Adidas is playing its tried and tested strategy of being the official FIFA sponsor of the World Cup games. This means the referees wear Adidas uniforms, the footballs are Adidas-branded and televised ads for football apparel and equipment during matches can only be, you guessed it, for Adidas. Moreover, Adidas is the official sponsor for 12 of the 32 teams playing in the World Cup — so the uniforms of teams such as Germany, Argentina, and Spain (all of which advanced to the quarter finals) were emblazoned with the Adidas logo.

Nike meanwhile had to come up with a different approach…

Can LeBron James Save the Soccer in the United States?

An interesting article from ESPN on how it isn’t a lack of athletic ability that holds America back at the World Cup

To believe the best-athlete myth is to fundamentally misunderstand American soccer’s plight. Athletic ability is not the problem. In fact, it’s generally considered a Team USA strength, along with competitive spirit. We can run and jump with the world’s best. Compared to their superstar Argentine and Spanish peers, however, our best players lack vision, creativity and technical skill. On-ball magic. Soccer-specific attributes that don’t transfer from one sport to the next, that can’t be measured with the stopwatches and shuttle cones of a scouting combine. Does being able to hit a major league curveball automatically make you a PGA Tour prospect? The things American soccer needs to improve on come from immersion and exposure, from how you grow up in the sport.

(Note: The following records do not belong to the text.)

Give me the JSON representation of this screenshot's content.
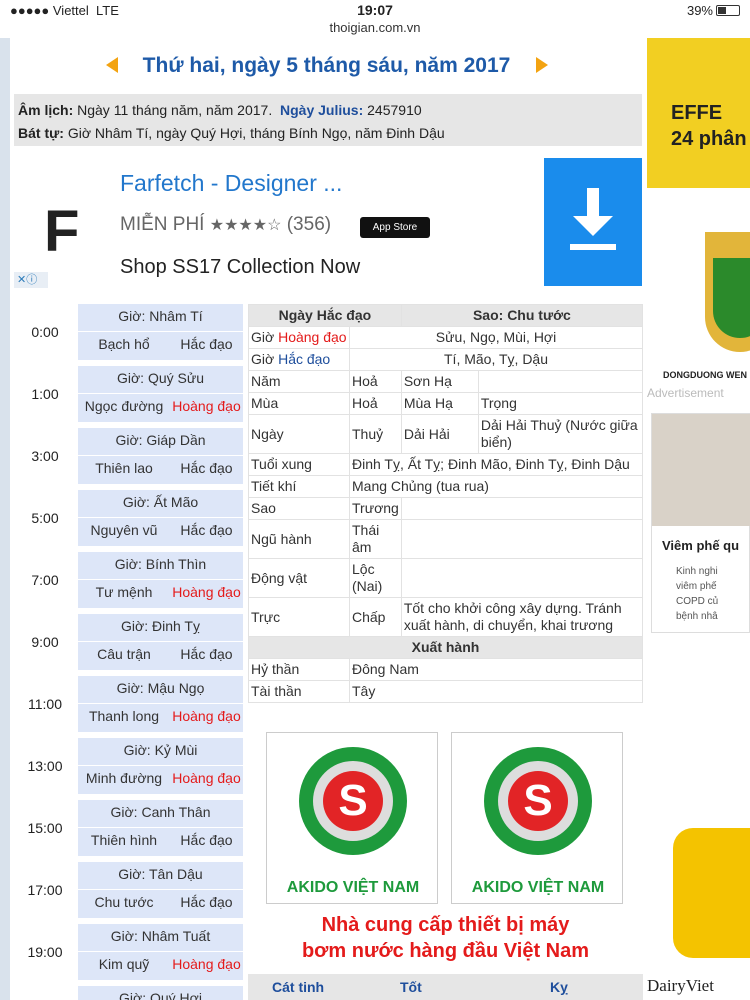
{
  "status": {
    "carrier": "●●●●● Viettel",
    "network": "LTE",
    "time": "19:07",
    "url": "thoigian.com.vn",
    "battery": "39%"
  },
  "header": {
    "date": "Thứ hai, ngày 5 tháng sáu, năm 2017"
  },
  "info": {
    "am_lich_label": "Âm lịch:",
    "am_lich": "Ngày 11 tháng năm, năm 2017.",
    "julius_label": "Ngày Julius:",
    "julius": "2457910",
    "bat_tu_label": "Bát tự:",
    "bat_tu": "Giờ Nhâm Tí, ngày Quý Hợi, tháng Bính Ngọ, năm Đinh Dậu"
  },
  "ad": {
    "name": "Farfetch - Designer ...",
    "price": "MIỄN PHÍ",
    "stars": "★★★★☆",
    "reviews": "(356)",
    "store": "App Store",
    "desc": "Shop SS17 Collection Now",
    "logo": "F",
    "close": "✕ⓘ"
  },
  "hours": [
    {
      "time": "0:00",
      "gio": "Giờ: Nhâm Tí",
      "star": "Bạch hổ",
      "dao": "Hắc đạo"
    },
    {
      "time": "1:00",
      "gio": "Giờ: Quý Sửu",
      "star": "Ngọc đường",
      "dao": "Hoàng đạo"
    },
    {
      "time": "3:00",
      "gio": "Giờ: Giáp Dần",
      "star": "Thiên lao",
      "dao": "Hắc đạo"
    },
    {
      "time": "5:00",
      "gio": "Giờ: Ất Mão",
      "star": "Nguyên vũ",
      "dao": "Hắc đạo"
    },
    {
      "time": "7:00",
      "gio": "Giờ: Bính Thìn",
      "star": "Tư mệnh",
      "dao": "Hoàng đạo"
    },
    {
      "time": "9:00",
      "gio": "Giờ: Đinh Tỵ",
      "star": "Câu trận",
      "dao": "Hắc đạo"
    },
    {
      "time": "11:00",
      "gio": "Giờ: Mậu Ngọ",
      "star": "Thanh long",
      "dao": "Hoàng đạo"
    },
    {
      "time": "13:00",
      "gio": "Giờ: Kỷ Mùi",
      "star": "Minh đường",
      "dao": "Hoàng đạo"
    },
    {
      "time": "15:00",
      "gio": "Giờ: Canh Thân",
      "star": "Thiên hình",
      "dao": "Hắc đạo"
    },
    {
      "time": "17:00",
      "gio": "Giờ: Tân Dậu",
      "star": "Chu tước",
      "dao": "Hắc đạo"
    },
    {
      "time": "19:00",
      "gio": "Giờ: Nhâm Tuất",
      "star": "Kim quỹ",
      "dao": "Hoàng đạo"
    },
    {
      "time": "",
      "gio": "Giờ: Quý Hợi",
      "star": "",
      "dao": ""
    }
  ],
  "table": {
    "ngay_hac_dao": "Ngày Hắc đạo",
    "sao": "Sao: Chu tước",
    "gio_label": "Giờ",
    "hoang_dao": "Hoàng đạo",
    "hoang_dao_hours": "Sửu, Ngọ, Mùi, Hợi",
    "hac_dao": "Hắc đạo",
    "hac_dao_hours": "Tí, Mão, Tỵ, Dậu",
    "nam": [
      "Năm",
      "Hoả",
      "Sơn Hạ",
      ""
    ],
    "mua": [
      "Mùa",
      "Hoả",
      "Mùa Hạ",
      "Trọng"
    ],
    "ngay": [
      "Ngày",
      "Thuỷ",
      "Dải Hải",
      "Dải Hải Thuỷ (Nước giữa biển)"
    ],
    "tuoi_xung": [
      "Tuổi xung",
      "Đinh Tỵ, Ất Tỵ; Đinh Mão, Đinh Tỵ, Đinh Dậu"
    ],
    "tiet_khi": [
      "Tiết khí",
      "Mang Chủng (tua rua)"
    ],
    "sao_row": [
      "Sao",
      "Trương"
    ],
    "ngu_hanh": [
      "Ngũ hành",
      "Thái âm"
    ],
    "dong_vat": [
      "Động vật",
      "Lộc (Nai)"
    ],
    "truc": [
      "Trực",
      "Chấp",
      "Tốt cho khởi công xây dựng. Tránh xuất hành, di chuyển, khai trương"
    ],
    "xuat_hanh": "Xuất hành",
    "hy_than": [
      "Hỷ thần",
      "Đông Nam"
    ],
    "tai_than": [
      "Tài thần",
      "Tây"
    ]
  },
  "akido": {
    "name1": "AKIDO VIỆT NAM",
    "name2": "AKIDO VIỆT NAM",
    "letter": "S",
    "slogan1": "Nhà cung cấp thiết bị máy",
    "slogan2": "bơm nước hàng đầu Việt Nam"
  },
  "bottom": {
    "c1": "Cát tinh",
    "c2": "Tốt",
    "c3": "Kỵ"
  },
  "side": {
    "ad1": "EFFE\n24 phân",
    "ad1_l1": "EFFE",
    "ad1_l2": "24 phân",
    "brand": "DONGDUONG WEN",
    "adv": "Advertisement",
    "title": "Viêm phế qu",
    "body1": "Kinh nghi",
    "body2": "viêm phế",
    "body3": "COPD củ",
    "body4": "bệnh nhâ",
    "dairy": "DairyViet"
  }
}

And in that regard, our best isn’t good enough. Not even close.

Messi As a teenager, Messi attended the training academy of top professional club Barcelona, living and breathing the game’s highest level; by age 19, he was playing in his first World Cup. In the world of international soccer, his story is the norm. It’s also the norm in the United States — provided you play football, basketball or baseball, where the minors and/or de facto minor league college sports prepare you to be a pro in sink-or-swim, survival-of-the-fittest fashion.

Play soccer, by contrast, and you’ll likely spend your formative years in college — well below MLS, a Marianas Trench removed from the big-money, high-pressure hothouse of European club competition. By the time America’s top talents reach the international level, they’re stuck playing catch-up. Though a shift to continental-style player development is taking place — witness U.S. midfielder Michael Bradley, who trained at the IMG soccer academy in Florida, went to MLS at age 17 and is now playing in Germany — overnight dividends aren’t a sure thing. How else to explain Freddy Adu?